The dream begins with a statement of place, next comes a statement about the protagonist. I call this phase of the dream the exposition. It indicates the scene of action, the people involved, and also often the initial situation of the dream way.
After this comes ‘The second phase[…]the development of plot,’ followed by ‘The third phase[…]a sudden change of events, a reversal of circumstances’ leading to ‘the solution or result’. In the same way that we find human faces in clouds, we find desire, obstacle and outcome in the fractured information of lived experience. As playwright Stuart Spencer describes in The Playwright’s Guidebook (Faber & Faber, 2002):
[...] three-act plays are not constructed as such because someone, somewhere made an arbitrary intellectual decision […] Rather, plays are constructed in this fashion because it’s a reflection of who we are, of how we think. We tell ourselves stories at night, in the form of dreams, which have beginnings, middles, and ends.
By contrast, Freud perceives dreams as having a more disordered relationship with narrative. In The Interpretation of Dreams (Macmillan, 1913), Chapter 1 Section D examines ‘Why Dreams are Forgotten After Waking’:
Now dreams, in most cases, lack sense and order […] on waking the attention is immediately besieged by the inrushing world of sensation, so that very few dream-images are capable of withstanding its force. They fade away before the impressions of the new day like the stars before the light of the sun.
This final sentence might almost describe the writer’s fears of exposing imaginative work to structural editing. However, in quoting Jessen (Psychologie, Veit & Comp., 1855), Freud too illuminates a vital connection between dreaming and structured storytelling.

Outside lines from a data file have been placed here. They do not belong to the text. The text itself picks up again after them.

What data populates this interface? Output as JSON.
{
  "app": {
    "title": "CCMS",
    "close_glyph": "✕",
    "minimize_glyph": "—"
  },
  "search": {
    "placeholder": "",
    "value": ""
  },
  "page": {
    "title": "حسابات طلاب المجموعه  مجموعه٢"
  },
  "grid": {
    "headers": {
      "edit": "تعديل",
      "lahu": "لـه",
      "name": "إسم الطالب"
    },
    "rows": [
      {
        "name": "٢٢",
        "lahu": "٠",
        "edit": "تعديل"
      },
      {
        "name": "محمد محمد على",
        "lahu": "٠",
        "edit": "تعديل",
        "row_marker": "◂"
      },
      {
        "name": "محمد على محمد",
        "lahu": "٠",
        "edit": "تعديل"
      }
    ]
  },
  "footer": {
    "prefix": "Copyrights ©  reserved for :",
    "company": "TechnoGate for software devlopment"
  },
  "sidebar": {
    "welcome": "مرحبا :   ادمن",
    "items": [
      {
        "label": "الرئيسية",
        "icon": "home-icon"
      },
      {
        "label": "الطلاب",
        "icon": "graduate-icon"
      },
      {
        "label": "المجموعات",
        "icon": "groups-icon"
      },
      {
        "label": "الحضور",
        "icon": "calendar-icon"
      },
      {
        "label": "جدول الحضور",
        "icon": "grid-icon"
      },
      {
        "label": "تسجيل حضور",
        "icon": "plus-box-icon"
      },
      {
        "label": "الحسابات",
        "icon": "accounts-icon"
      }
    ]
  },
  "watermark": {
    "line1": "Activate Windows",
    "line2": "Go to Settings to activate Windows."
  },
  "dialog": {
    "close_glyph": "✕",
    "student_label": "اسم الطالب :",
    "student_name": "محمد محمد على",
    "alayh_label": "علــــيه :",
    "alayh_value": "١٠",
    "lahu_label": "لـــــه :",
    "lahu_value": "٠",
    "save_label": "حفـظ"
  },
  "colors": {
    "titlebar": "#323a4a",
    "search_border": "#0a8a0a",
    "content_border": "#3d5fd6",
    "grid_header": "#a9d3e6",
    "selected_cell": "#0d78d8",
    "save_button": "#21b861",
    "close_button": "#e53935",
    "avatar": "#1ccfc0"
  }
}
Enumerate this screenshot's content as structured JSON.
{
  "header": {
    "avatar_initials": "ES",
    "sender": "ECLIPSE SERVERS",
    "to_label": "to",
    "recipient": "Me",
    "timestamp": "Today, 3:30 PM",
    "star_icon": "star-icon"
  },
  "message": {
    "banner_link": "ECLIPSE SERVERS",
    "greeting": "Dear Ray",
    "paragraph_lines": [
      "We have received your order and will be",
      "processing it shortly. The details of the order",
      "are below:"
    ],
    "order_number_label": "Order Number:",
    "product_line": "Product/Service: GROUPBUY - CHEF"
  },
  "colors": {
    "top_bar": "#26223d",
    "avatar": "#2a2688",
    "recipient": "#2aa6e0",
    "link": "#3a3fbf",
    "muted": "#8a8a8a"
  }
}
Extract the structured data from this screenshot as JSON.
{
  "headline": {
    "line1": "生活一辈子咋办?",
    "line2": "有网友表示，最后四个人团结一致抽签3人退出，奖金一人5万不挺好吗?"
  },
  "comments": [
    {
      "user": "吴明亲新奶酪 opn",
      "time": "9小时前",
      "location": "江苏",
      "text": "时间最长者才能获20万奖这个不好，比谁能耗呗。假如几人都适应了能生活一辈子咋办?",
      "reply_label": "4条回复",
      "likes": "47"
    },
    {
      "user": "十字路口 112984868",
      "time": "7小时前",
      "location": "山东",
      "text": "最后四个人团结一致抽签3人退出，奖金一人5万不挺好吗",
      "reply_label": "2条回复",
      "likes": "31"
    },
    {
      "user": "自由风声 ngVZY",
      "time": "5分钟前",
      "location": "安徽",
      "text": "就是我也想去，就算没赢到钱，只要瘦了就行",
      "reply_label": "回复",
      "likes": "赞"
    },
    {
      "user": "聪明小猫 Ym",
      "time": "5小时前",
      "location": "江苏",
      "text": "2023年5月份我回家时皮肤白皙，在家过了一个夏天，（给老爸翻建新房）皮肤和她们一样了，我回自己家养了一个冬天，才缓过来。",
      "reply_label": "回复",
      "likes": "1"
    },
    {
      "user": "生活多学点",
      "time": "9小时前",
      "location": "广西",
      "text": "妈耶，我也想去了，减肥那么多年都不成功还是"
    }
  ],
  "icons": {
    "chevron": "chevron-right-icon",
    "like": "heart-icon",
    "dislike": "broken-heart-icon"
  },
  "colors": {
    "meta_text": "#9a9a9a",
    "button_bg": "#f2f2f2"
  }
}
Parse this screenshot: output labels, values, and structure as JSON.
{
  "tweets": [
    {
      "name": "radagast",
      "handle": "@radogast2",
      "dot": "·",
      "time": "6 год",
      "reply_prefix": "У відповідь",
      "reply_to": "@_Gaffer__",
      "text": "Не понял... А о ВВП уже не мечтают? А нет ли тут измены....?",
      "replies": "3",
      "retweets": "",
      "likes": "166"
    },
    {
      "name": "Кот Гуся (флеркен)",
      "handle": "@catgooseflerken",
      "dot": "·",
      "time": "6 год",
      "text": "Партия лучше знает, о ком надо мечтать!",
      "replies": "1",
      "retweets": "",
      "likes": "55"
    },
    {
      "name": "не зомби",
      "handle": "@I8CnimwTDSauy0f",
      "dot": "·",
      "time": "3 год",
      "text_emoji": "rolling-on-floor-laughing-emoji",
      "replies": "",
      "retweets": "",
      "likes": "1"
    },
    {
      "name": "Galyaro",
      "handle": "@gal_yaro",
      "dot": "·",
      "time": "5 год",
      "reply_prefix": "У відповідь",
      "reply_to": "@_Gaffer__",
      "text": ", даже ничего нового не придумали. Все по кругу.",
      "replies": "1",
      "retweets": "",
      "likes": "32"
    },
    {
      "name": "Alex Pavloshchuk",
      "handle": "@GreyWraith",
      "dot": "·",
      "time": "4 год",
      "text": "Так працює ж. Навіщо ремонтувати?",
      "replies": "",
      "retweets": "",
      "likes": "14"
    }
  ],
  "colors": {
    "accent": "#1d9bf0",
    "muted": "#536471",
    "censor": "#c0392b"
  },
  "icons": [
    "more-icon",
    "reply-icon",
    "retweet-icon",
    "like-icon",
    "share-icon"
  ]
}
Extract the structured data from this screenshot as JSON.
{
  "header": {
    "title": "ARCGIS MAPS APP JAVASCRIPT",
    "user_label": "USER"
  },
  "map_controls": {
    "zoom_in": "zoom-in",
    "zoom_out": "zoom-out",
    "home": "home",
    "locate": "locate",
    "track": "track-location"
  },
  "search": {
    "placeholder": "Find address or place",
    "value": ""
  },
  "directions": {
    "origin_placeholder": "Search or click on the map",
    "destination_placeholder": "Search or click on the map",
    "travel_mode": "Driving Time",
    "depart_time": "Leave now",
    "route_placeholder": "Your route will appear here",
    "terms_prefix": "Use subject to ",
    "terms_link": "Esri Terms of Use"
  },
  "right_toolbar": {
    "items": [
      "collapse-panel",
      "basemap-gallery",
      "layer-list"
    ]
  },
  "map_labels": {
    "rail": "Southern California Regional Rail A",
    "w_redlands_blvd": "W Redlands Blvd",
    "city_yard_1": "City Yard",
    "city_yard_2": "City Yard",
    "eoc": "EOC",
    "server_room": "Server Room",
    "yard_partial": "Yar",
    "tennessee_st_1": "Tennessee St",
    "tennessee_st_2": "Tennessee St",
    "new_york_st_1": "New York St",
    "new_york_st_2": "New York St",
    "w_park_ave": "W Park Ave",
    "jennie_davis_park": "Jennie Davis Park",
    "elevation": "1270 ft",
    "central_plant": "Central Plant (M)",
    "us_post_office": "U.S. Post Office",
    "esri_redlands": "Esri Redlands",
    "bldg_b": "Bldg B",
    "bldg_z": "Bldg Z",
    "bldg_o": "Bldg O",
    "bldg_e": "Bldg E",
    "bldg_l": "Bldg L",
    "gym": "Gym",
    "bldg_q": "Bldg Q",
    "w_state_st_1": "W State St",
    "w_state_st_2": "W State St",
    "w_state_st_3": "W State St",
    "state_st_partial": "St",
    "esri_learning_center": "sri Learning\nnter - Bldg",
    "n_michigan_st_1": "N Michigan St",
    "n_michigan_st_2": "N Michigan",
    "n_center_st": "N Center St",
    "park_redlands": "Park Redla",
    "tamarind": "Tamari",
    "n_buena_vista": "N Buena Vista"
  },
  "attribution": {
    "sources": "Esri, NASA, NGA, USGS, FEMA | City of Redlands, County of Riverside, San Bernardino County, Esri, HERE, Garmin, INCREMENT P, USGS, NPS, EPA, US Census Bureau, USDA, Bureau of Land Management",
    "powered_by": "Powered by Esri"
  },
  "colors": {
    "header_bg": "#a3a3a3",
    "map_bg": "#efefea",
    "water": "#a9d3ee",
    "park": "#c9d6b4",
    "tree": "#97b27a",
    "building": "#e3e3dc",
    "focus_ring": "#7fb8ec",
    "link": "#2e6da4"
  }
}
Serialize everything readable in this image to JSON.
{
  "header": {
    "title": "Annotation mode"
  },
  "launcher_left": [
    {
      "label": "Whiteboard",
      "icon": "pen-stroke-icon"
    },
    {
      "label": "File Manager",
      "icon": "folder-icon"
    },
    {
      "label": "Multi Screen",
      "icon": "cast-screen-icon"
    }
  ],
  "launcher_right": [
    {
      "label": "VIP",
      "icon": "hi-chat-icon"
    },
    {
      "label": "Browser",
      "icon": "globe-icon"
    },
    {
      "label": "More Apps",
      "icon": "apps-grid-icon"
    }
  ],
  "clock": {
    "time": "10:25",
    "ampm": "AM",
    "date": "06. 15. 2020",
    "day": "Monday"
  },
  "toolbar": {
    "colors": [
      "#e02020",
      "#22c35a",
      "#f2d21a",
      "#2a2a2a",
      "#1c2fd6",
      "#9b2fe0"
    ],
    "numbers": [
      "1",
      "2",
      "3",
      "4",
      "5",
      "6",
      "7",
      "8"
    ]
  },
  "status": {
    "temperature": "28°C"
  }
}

[…] we almost always take liberties with the truth when we recall a dream to memory. Unconsciously and unintentionally we fill up the gaps and supplement the dream-images[…] The human mind so greatly tends to perceive everything in a connected form that it intentionally supplies the missing links in any dream which is in some degree incoherent.
Freud suggests that rather than dreaming in beginnings, middles and ends, we rearrange our dreams in this way in the retelling. We give them shape in order to transform the ineffable into the recognisable. This provides a striking connection with the process of shaping an unwieldy and fragmented first draft. We come to our writing instinctively, driven by images and ideas we cannot yet articulate, and through the process of writing and redrafting we commit the dream to solid form. Only then can it be viewed and interpreted communally. In this way, a writer transforms the personally symbolic into the universal.
I have learned the necessity to protect the dreamlike phase, not to edit too soon or describe the story out loud too quickly. First, time to dream is needed (walking, pondering, reading, staring out of the window…). Then comes the attempt to commit the confused and fragmented journey to paper before it is questioned and reconfigured. This is when we’re most private and strange as writers. It’s the part of our work we are least able to explain. At this point craft allows a writer to intervene. Narrative structure provides a guide through which our flashes of imagination can radiate, our quiet inner voices can resonate. Through a grasp of the mechanics, the most free and exploratory ideas can take shape.